STAT 02.280 – Biometry
STAT 02.280 - 4 s.h.
Prerequisites: Calculus I (MATH 01.130) and one of the following: either a) prerequisites Biology 1: Diversity, Evolution and Adaptation (BIOL 01.104) and Biology 2: Concepts in Genetics (BIOL 01.106), b) the co-requisite Biology 3T (BIOL 01.202), or c) prerequisites Biology I (BIOL 01.100) and Biology II (BIOL 01.101)
This laboratory course begins with elementary data analysis (descriptive statistics) for one and two variables, probability and sampling distributions. It uses the normal and t-distributions to introduce the concepts of estimation and hypotheses testing. It includes inference for simple linear regression and correlation, basic analyses of variance, nonparametric tests and chi-square tests. Emphasis is placed on experimentation and the application of statistical methods to the biological sciences. Computer software is used regularly in data manipulation, statistical analyses, and formal presentation of results.
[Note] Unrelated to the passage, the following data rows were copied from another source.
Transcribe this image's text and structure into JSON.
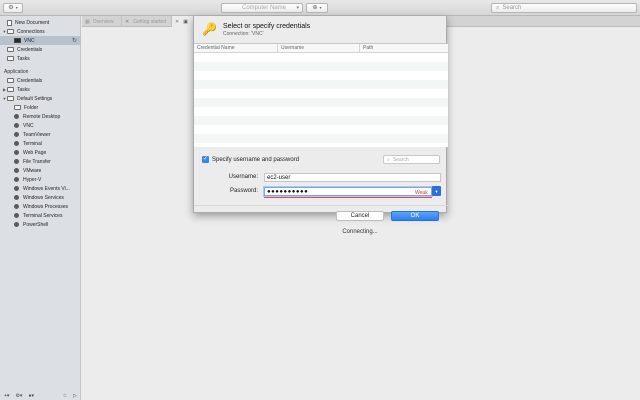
{
  "toolbar": {
    "computer_placeholder": "Computer Name",
    "search_placeholder": "Search"
  },
  "sidebar": {
    "items": [
      {
        "label": "New Document",
        "kind": "doc",
        "indent": 1,
        "tri": ""
      },
      {
        "label": "Connections",
        "kind": "folder",
        "indent": 1,
        "tri": "▼"
      },
      {
        "label": "VNC",
        "kind": "monitor",
        "indent": 2,
        "tri": "",
        "selected": true
      },
      {
        "label": "Credentials",
        "kind": "folder",
        "indent": 1,
        "tri": ""
      },
      {
        "label": "Tasks",
        "kind": "folder",
        "indent": 1,
        "tri": ""
      },
      {
        "label": "Application",
        "kind": "header",
        "indent": 0,
        "tri": ""
      },
      {
        "label": "Credentials",
        "kind": "folder",
        "indent": 1,
        "tri": ""
      },
      {
        "label": "Tasks",
        "kind": "folder",
        "indent": 1,
        "tri": "▶"
      },
      {
        "label": "Default Settings",
        "kind": "folder",
        "indent": 1,
        "tri": "▼"
      },
      {
        "label": "Folder",
        "kind": "folder",
        "indent": 2,
        "tri": ""
      },
      {
        "label": "Remote Desktop",
        "kind": "globe",
        "indent": 2,
        "tri": ""
      },
      {
        "label": "VNC",
        "kind": "globe",
        "indent": 2,
        "tri": ""
      },
      {
        "label": "TeamViewer",
        "kind": "globe",
        "indent": 2,
        "tri": ""
      },
      {
        "label": "Terminal",
        "kind": "globe",
        "indent": 2,
        "tri": ""
      },
      {
        "label": "Web Page",
        "kind": "globe",
        "indent": 2,
        "tri": ""
      },
      {
        "label": "File Transfer",
        "kind": "globe",
        "indent": 2,
        "tri": ""
      },
      {
        "label": "VMware",
        "kind": "globe",
        "indent": 2,
        "tri": ""
      },
      {
        "label": "Hyper-V",
        "kind": "globe",
        "indent": 2,
        "tri": ""
      },
      {
        "label": "Windows Events Vi...",
        "kind": "globe",
        "indent": 2,
        "tri": ""
      },
      {
        "label": "Windows Services",
        "kind": "globe",
        "indent": 2,
        "tri": ""
      },
      {
        "label": "Windows Processes",
        "kind": "globe",
        "indent": 2,
        "tri": ""
      },
      {
        "label": "Terminal Services",
        "kind": "globe",
        "indent": 2,
        "tri": ""
      },
      {
        "label": "PowerShell",
        "kind": "globe",
        "indent": 2,
        "tri": ""
      }
    ]
  },
  "tabs": [
    {
      "label": "Overview"
    },
    {
      "label": "Getting started"
    },
    {
      "label": ""
    }
  ],
  "dialog": {
    "title": "Select or specify credentials",
    "subtitle": "Connection: 'VNC'",
    "columns": [
      "Credential Name",
      "Username",
      "Path"
    ],
    "specify_label": "Specify username and password",
    "search_placeholder": "Search",
    "username_label": "Username:",
    "username_value": "ec2-user",
    "password_label": "Password:",
    "password_value": "●●●●●●●●●●",
    "strength": "Weak",
    "cancel": "Cancel",
    "ok": "OK"
  },
  "status": {
    "connecting": "Connecting..."
  },
  "colors": {
    "accent": "#2f7ef0",
    "weak": "#d33333",
    "sidebar_bg": "#dce0e5",
    "selected_bg": "#b8c2cd"
  }
}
The objectives of the course in relation to student outcomes: This course will serve as an introduction to statistical methods. We anticipate that most Biology majors will take this course, so while the subject matter is statistics, we will draw from biologically relevant examples and data sets. Students will be exposed to more topics than in a traditional Statistics I course, which at 3 credit hours does not have the time to cover many important statistical techniques for the biology student. Upon completion of this course, the students will have learned, in addition to statistics, how to use a powerful statistical software package for their data analyses in future courses.
1. Descriptive Statistics
Types of data and graphing techniques (bar graphs, pie charts, etc.)
2. Basic Probability & Sampling Distributions
Basic probability (complementary events and the additive rule)
3. Basic Statistical Inference
Confidence intervals for means (for known and unknown s.d.)
4. More Advanced Inference
Chi-square tests (including goodness of fit, independence and homogeneity)
Finney, D.J., 1980. Statistics for Biologists, Chapman & Hall
Quinn, G.P. & Keough, M.J., 2002. Experimental Design and Data Analysis for Biologists, Cambridge University Press
Samuels, ML and Witmer, JA. 2003. Statistics for the Life Sciences, Third Edition. Pearson Education. Inc.
Watts, T.A. 1997. Introductory Statistics for Biology Students, 2nd edition, Chapman & Hall/CRC.